Ms Azad denies that her family background has helped her win the nomination.
"It is an open field. It is your good traditional Indian upbringing that makes you suitable for any particular job rather than your family connections," Ms Azad told BBC News Online.
The BJP's chief ministerial candidate in the politically influential state of Madhya Pradesh is Uma Bharati.
WOMEN AT THE HUSTINGS
Delhi has 77 women candidates
Congress party has fielded 40 women candidates in Madhya Pradesh
Total number of women candidates less than 10% of total contestants
Ms Bharati represents the hardline face of the BJP and follows a strident Hindu nationalist ideology.
Dressed in saffron, Uma Bharati is a sanyasin - someone who has taken the pledge to remain unmarried and vegetarian and wear saffron clothes.
With her fiery speeches attacking Congress leader Sonia Gandhi's Christian origins and the Congress chief minister's "misrule" she is able to strike a chord among rural women voters.
Vasundhara Raje, a former federal minister, is one of the most colourful personalities in the fray for the chief minister's job in Rajasthan.
Daughter of the royal Scindia family from Madhya Pradesh, Ms Raje says being a woman leader in feudal Rajasthan need not be a disadvantage.
She says she got 58% of the women's vote in the last by-elections in Rajasthan.
"It cuts both ways. Women can show their affection and they understand the psychology of those who are in need better,'' said Ms Raje.
Sheila Dikshit is seeking a second term as Delhi chief minister
Despite the presence of these formidable women leaders, the number of women candidates remains low - less than 10% of the total contestants.
The two main national parties, the BJP and the Congress, have always advocated strong support for reserving a third of seats for women in national and state parliaments.
But their choice of candidates has not reflected this desire.
"We want to field more women candidates but there are few candidates", BJP president Venkaiah Naidu said.
Political parties say fewer women candidates are put up because they do not win elections often.
But a recent study conducted by the Delhi-based Centre for Social Research has dismissed this as a myth.
The study, based on an analysis of the last five general elections since 1972, showed the winning percentage of women candidates to be much higher than their male counterparts.
'No political will'
Women's groups allege political parties pay only lip service to empowering women.
"There is clearly no political will to share power with women" says Ranjana Kumari, director of the Centre for Social Research.
But it is not all bad news for Indian women in these state elections.
There are 77 women candidates in Delhi this time, up from 58 in the last elections.
At least 12 of them have been nominated by the Congress party, while BJP has chosen seven candidates for the 70-member Delhi state assembly.
In Madhya Pradesh, the Congress has fielded nearly 40 women candidates.

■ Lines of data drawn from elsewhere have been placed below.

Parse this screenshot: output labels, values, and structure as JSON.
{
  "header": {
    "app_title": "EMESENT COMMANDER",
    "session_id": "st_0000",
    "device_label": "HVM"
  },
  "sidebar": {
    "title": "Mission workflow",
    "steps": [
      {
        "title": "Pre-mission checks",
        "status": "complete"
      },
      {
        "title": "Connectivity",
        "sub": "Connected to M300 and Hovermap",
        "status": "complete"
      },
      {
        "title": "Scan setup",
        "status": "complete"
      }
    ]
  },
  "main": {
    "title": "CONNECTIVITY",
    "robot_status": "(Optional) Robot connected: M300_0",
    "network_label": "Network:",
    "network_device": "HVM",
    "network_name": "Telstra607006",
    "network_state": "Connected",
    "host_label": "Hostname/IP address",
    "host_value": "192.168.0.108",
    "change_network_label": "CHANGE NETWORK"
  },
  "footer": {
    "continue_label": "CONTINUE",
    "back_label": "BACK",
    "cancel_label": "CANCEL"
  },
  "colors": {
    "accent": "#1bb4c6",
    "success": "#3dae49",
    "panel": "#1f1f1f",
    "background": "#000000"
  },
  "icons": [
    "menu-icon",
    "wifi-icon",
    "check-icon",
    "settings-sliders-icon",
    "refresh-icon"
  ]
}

Analysts say a slow but definite change is emerging in people's perception of women politicians.
A Delhi voter echoes similar views.
"There may be fewer women contesting than desirable for gender equity, but the variety of talent and background that these women represent is interesting," says Rita Chohan, a student.
"It is no more just wives or daughters of politicians as we have seen in the past. There are grassroots level politicians and glamorous young student politicians. That's what counts more than the numbers".